Several Corban students decided to take their spring without the break this March. Putting the leisure of laziness behind them, they sprung into action as they served others and shared the gospel in Tecate, Mexico; Cincinnati, Ohio; and Los Angeles, Calif.
For the 22 students and one alumn who partnered with Amor Ministries, break was spent south of the border
The first group spent Monday through Friday driving to Tecate, Mexico, sleeping in tents, battling the elements, building two 11×12 homes for needy families and sponsoring a Vacation Bible School for local children
“This is my third spring break mission trip and my first coordinating it,” said Senior Kaitlyn Ragan, who co-led the trip “You never know how challenging things are until you’re in charge of them.”
Kena Gugudan, the trip’s other leader, said, “It was a big stretch for me and for all of us.”
He explained that the whole team had to trust in God whole heartedly, even when transportation to Mexico was solidified a mere day before their departure
Ben Hopper, explained the ups and downs as he scrubbed out the six mud-splattered tents they slept in.
“The first night we literally had six inches of water running through our tents,” he said with a laugh.
But he and Kenji Fukunaga agreed that the trials were worth it. Nothing was better, they said, than the looks on the families’ faces when they handed them the keys to their new homes.
“It’s a shock to see how the people live and just to see how a home can change the family’s whole life,” Regan added. “It’s a humbling experience and I am so glad I can be part of it.”
On the other side of the North America, several female students spent their week in Cincinnati, Ohio partnering with Kenwood Baptist Church and other agencies to reach the needy for Christ.
After 12 hours of travel on Saturday, and leading the church’s youth group Sunday school the following morning, the girls spent their Monday putting together care packages with the organization “Matthew 25” that sends out care packages containing food, clothing, and personal care items to victims of disaster such as Hurricane Katrina, the Haiti earthquake, and currently, Japan.
Later in the week, they spent a few days volunteering at a local food bank, serving some of Cincinnati’s poorest citizens.
Alisa Tobin, who led the trip, said that “trusting God,” was a huge theme for their outreach: trusting that “He would provide the funds for us, the opportunities to serve, [and] the places to serve.”
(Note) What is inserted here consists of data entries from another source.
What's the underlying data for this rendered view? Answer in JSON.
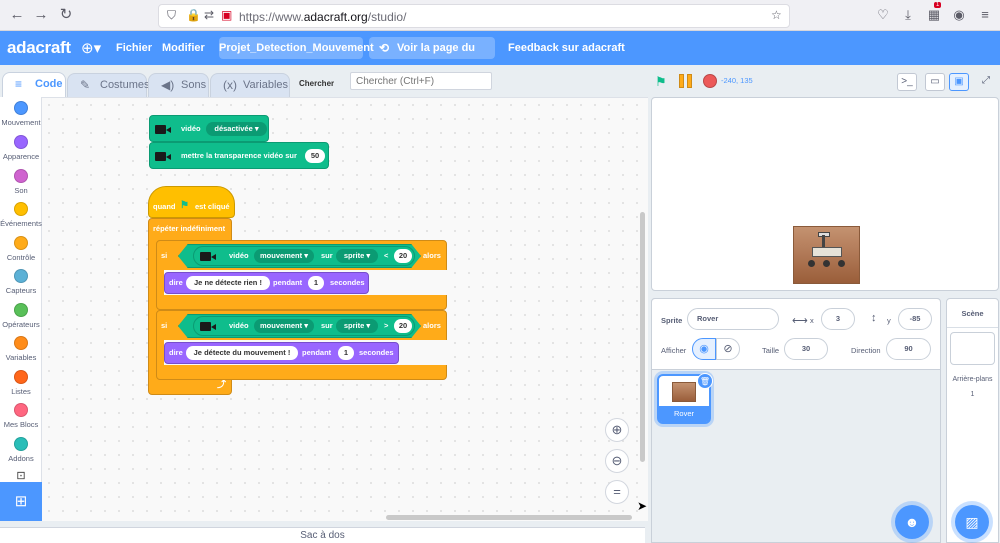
{
  "browser": {
    "url_prefix": "https://www.",
    "url_domain": "adacraft.org",
    "url_path": "/studio/",
    "badge": "1"
  },
  "menubar": {
    "logo": "adacraft",
    "file": "Fichier",
    "edit": "Modifier",
    "project_title": "Projet_Detection_Mouvement",
    "see_project": "Voir la page du projet",
    "feedback": "Feedback sur adacraft"
  },
  "tabs": {
    "code": "Code",
    "costumes": "Costumes",
    "sounds": "Sons",
    "variables": "Variables",
    "search_label": "Chercher",
    "search_placeholder": "Chercher (Ctrl+F)"
  },
  "categories": [
    {
      "label": "Mouvement",
      "color": "#4c97ff"
    },
    {
      "label": "Apparence",
      "color": "#9966ff"
    },
    {
      "label": "Son",
      "color": "#cf63cf"
    },
    {
      "label": "Événements",
      "color": "#ffbf00"
    },
    {
      "label": "Contrôle",
      "color": "#ffab19"
    },
    {
      "label": "Capteurs",
      "color": "#5cb1d6"
    },
    {
      "label": "Opérateurs",
      "color": "#59c059"
    },
    {
      "label": "Variables",
      "color": "#ff8c1a"
    },
    {
      "label": "Listes",
      "color": "#ff661a"
    },
    {
      "label": "Mes Blocs",
      "color": "#ff6680"
    },
    {
      "label": "Addons",
      "color": "#29beb8"
    }
  ],
  "blocks": {
    "video_label": "vidéo",
    "video_state": "désactivée",
    "transparency_label": "mettre la transparence vidéo sur",
    "transparency_value": "50",
    "hat_when": "quand",
    "hat_clicked": "est cliqué",
    "forever": "répéter indéfiniment",
    "if1_si": "si",
    "if1_video": "vidéo",
    "if1_attr": "mouvement",
    "if1_on": "sur",
    "if1_target": "sprite",
    "if1_op": "<",
    "if1_value": "20",
    "if1_then": "alors",
    "say1_label": "dire",
    "say1_text": "Je ne détecte rien !",
    "say1_during": "pendant",
    "say1_secs": "1",
    "say1_unit": "secondes",
    "if2_si": "si",
    "if2_video": "vidéo",
    "if2_attr": "mouvement",
    "if2_on": "sur",
    "if2_target": "sprite",
    "if2_op": ">",
    "if2_value": "20",
    "if2_then": "alors",
    "say2_label": "dire",
    "say2_text": "Je détecte du mouvement !",
    "say2_during": "pendant",
    "say2_secs": "1",
    "say2_unit": "secondes"
  },
  "stage": {
    "coords": "-240, 135"
  },
  "sprite_info": {
    "sprite_label": "Sprite",
    "sprite_name": "Rover",
    "x_label": "x",
    "x_value": "3",
    "y_label": "y",
    "y_value": "-85",
    "show_label": "Afficher",
    "size_label": "Taille",
    "size_value": "30",
    "direction_label": "Direction",
    "direction_value": "90"
  },
  "sprite_list": [
    {
      "name": "Rover"
    }
  ],
  "stage_target": {
    "title": "Scène",
    "backdrops_label": "Arrière-plans",
    "backdrops_count": "1"
  },
  "backpack": "Sac à dos"
}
For Monica Alfson, the trip also taught her to trust God and rejoice in his work in her life when she shared her testimony with the Kenwood youth group. Alfson, who had battled an eating disorder in her past, struggled to decide whether or not she should share her story of perseverance.
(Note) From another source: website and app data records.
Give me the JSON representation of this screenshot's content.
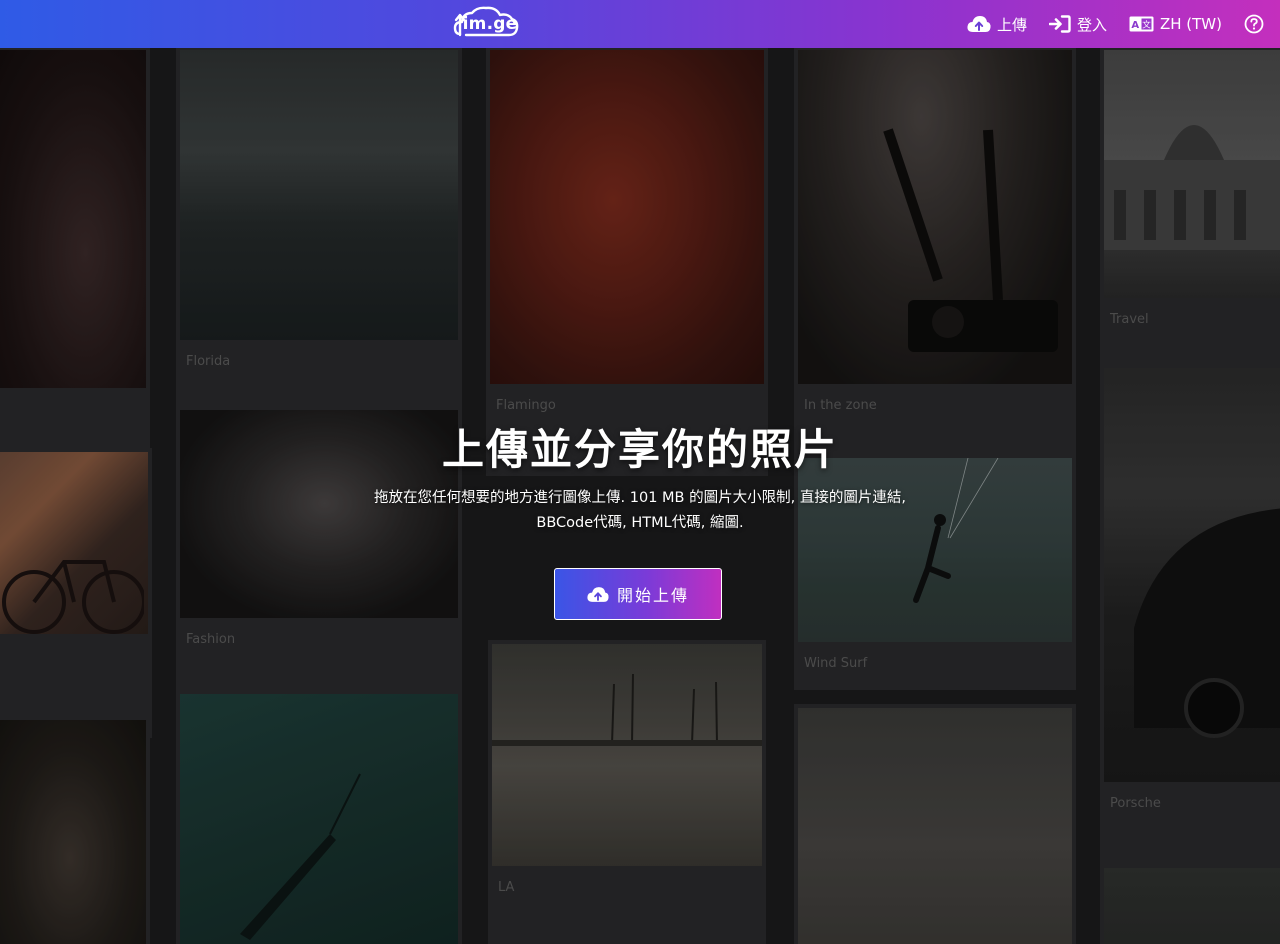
{
  "header": {
    "logo_text": "im.ge",
    "upload_label": "上傳",
    "login_label": "登入",
    "language_label": "ZH (TW)"
  },
  "hero": {
    "title": "上傳並分享你的照片",
    "description": "拖放在您任何想要的地方進行圖像上傳. 101 MB 的圖片大小限制, 直接的圖片連結, BBCode代碼, HTML代碼, 縮圖.",
    "cta_label": "開始上傳"
  },
  "gallery": {
    "captions": {
      "florida": "Florida",
      "flamingo": "Flamingo",
      "in_the_zone": "In the zone",
      "travel": "Travel",
      "fashion": "Fashion",
      "wind_surf": "Wind Surf",
      "porsche": "Porsche",
      "la": "LA"
    }
  },
  "colors": {
    "header_gradient_start": "#2f5be6",
    "header_gradient_end": "#c42fbd",
    "cta_border": "#ffffff"
  },
  "icons": [
    "cloud-upload-icon",
    "login-icon",
    "translate-icon",
    "help-icon"
  ]
}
Alfson said that God’s answer came like a slap in the face. She said it was if God had stated, “What do you think you are doing? I gave you your story … why would you try to hide it?”
Alfson poured out her testimony of God’s redeeming love, and the result?
“They were one of the most accepting group of teenagers I have ever met,” she said.
The final group of short-term missionaries hit up sunny California, but weren’t to be seen among the attractions at Disney Land or the waves of the pacific. Rather, the group spent their time ministering and serving the homeless population in the seediest alleys of Los Angeles: from destitute slum at “skid row” to the prostitutes they befriended.
They gave out blankets and food to the homeless. They brought juice boxes, crackers and gospel tracks to prostitutes. They hosted block-parties and barbeques for inner-city kids. They shared the love of Christ to anyone who would listen.
In one amazing instance, on a rainy afternoon, they were approached by a police officer who confronted them for (apparently illegally) distributing flyers for a block party at an inner-city middle school. When the officer saw that they were trying to share the gospel he changed his mind.
“Keep on handing those out,” he said, holding an umbrella over their heads. He even called the kids over, and told them to take a flyer and go to the barbeque.
In another instance Thashey Yang, a burly member of the group, admitted to being a bit intimidated by the rugged characters they encountered in the alleyways of L.A. He was filled with shock and admiration when one of his petite, female team-members walked up to some scary-looking “thugs” and started openly sharing the gospel.
“Dang! This white girl is crazy!” he said, but he quickly recounted his next thoughts, “You think you are all big, you think you are all cool … why aren’t you getting out of your comfort zone?”
As Peter Ellis shared, one day as they stood in the scum and destitution of “skid row,” an alley filled with impoverished and filthy homeless, he looked up at the contrast of the silver L.A. skyline, at the people in “silver towers … living in affluence.”
He felt indignation: how could they live like that when people lived in so much pain right below them. Then, to his amazement he thought,
“But what am I doing when it’s not spring break?”